When I think of Treif, I think of shrimp, crab, lobster, fried chicken when the batter is made with milk (mixing meat and dairy), chicken sour cream enchiladas, bacon, and just about any meal I’m used to making from my favorite Southern Living Cookbooks.

I first heard the word Treif when I was attending a Judaica studies class. We were taking a snack break during which each week, a class member took turns bringing yummy treats to eat. Fortunately, I was not assigned to bring food during this particular week because an attendee found a bag of cookies on the table that was not Kosher. She immediately started yelling – “TREIF, TREIF, Someone brought TREIF!”

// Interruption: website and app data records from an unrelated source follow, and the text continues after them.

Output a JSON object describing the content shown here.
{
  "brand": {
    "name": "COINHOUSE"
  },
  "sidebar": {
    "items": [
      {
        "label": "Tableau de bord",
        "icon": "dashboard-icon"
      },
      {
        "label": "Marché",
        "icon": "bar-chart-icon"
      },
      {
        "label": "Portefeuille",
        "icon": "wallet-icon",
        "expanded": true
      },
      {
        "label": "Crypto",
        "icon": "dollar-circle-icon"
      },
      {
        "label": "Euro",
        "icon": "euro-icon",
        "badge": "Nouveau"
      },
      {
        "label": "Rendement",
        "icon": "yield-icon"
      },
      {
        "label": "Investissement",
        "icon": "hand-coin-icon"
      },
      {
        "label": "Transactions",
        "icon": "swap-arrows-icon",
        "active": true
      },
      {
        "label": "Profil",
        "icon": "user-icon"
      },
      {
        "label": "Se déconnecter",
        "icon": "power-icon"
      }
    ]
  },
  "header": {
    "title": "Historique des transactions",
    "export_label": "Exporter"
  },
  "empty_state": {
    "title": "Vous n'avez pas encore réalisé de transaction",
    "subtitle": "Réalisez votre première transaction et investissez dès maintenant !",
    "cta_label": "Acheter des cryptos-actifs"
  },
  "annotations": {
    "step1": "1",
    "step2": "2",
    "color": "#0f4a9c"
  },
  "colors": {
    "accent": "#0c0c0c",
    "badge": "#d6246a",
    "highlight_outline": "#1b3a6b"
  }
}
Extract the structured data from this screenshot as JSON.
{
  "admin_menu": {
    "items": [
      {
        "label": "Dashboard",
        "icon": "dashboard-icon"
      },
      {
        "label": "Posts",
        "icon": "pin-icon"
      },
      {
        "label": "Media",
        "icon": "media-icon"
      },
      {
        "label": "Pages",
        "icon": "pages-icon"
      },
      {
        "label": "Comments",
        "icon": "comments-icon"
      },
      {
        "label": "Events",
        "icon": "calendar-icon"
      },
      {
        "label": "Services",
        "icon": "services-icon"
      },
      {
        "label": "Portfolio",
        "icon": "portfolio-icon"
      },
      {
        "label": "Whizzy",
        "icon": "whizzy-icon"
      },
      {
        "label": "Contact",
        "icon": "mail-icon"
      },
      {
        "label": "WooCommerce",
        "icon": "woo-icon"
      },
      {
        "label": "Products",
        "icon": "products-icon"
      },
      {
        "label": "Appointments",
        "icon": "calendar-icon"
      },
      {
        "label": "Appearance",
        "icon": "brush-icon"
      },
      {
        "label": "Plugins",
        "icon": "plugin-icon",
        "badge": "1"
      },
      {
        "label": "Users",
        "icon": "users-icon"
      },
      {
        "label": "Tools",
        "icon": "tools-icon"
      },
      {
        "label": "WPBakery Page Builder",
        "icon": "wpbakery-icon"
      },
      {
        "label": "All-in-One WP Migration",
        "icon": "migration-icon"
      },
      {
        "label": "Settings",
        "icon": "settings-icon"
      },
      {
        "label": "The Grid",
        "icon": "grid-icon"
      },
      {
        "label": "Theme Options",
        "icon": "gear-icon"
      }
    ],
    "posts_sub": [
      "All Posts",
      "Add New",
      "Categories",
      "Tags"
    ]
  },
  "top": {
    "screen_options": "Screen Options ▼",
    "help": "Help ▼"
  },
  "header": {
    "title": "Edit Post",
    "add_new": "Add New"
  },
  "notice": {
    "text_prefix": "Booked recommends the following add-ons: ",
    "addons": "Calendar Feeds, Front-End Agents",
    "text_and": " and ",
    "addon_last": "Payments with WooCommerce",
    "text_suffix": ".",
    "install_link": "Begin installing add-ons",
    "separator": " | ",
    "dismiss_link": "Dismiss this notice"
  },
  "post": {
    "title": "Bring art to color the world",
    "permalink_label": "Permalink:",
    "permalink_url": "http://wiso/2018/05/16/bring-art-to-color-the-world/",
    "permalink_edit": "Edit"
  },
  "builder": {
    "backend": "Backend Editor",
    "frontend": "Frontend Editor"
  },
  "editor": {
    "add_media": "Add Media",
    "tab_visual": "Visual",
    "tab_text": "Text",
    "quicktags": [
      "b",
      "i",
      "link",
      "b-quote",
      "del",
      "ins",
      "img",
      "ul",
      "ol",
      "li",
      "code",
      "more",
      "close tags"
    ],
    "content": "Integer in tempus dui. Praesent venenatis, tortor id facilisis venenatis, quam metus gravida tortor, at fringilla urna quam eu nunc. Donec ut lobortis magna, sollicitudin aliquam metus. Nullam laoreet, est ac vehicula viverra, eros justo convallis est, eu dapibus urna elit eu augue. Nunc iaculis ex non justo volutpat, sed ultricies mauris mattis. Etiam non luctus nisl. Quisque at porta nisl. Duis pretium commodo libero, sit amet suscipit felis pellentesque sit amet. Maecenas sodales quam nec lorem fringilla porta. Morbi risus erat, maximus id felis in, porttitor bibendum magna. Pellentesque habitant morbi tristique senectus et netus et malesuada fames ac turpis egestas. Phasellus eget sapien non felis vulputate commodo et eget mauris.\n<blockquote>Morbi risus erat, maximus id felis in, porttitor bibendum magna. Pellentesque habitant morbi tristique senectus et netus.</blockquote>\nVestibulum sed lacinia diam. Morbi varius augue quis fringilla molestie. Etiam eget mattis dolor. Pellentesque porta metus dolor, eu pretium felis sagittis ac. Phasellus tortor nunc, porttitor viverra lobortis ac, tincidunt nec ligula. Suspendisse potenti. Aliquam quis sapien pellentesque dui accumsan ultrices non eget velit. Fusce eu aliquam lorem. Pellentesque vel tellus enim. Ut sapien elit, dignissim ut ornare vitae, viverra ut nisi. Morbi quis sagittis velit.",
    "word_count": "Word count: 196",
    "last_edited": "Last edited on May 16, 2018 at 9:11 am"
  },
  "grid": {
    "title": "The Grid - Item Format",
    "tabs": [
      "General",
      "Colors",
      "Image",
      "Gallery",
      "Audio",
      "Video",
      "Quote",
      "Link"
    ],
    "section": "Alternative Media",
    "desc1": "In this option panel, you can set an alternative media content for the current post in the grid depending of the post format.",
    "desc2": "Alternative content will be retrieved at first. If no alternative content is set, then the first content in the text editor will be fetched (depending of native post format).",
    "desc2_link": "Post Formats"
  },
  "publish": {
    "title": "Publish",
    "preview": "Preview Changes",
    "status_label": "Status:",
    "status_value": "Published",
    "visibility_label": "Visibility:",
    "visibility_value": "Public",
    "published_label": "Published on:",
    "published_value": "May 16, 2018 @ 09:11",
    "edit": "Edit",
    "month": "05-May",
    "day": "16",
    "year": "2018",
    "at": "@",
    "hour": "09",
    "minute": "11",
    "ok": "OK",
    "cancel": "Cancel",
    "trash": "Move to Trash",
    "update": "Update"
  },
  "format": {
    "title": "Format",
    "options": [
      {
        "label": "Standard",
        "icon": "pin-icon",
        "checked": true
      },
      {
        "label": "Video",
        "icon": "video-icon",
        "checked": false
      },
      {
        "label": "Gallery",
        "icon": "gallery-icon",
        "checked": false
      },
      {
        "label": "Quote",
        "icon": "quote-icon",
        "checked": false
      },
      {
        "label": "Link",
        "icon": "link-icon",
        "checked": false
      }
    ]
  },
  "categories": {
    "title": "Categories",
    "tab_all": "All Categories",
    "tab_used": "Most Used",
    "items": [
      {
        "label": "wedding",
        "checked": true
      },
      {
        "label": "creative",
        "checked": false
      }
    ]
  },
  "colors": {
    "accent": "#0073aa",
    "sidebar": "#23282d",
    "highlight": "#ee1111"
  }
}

While I understood the seriousness of the crime, I couldn’t help but laugh out loud at how crazy this attendee sounded. To this day, I still yell out those same words any chance I get. If my husband is with me, he laughs too because he knows the joke. Others however, not so much.

Over the years, I’ve amazed my family with my ability to find ways to still enjoy my favorite Treif foods but in a Kosher way. Each recipe is a new challenge, and I’ll admit that as a resident of Dallas … where Kosher food is not abundant … I spend a great deal of time driving from store to store to find one unique, pareve item that I can use in place of a dairy one or a substitue for some other Treif item that isn’t Treif but still tastes like the Treif version. Each week is a searching, shopping, cooking adventure for me. And I know I can’t be alone.

Hopefully I can share some unique Kosher food concoctions with you, and you’ll share some with me as well. Together we can make this Treif world fit for any respectable Kosher keeping citizen.

Happy Treif Kosher Cooking!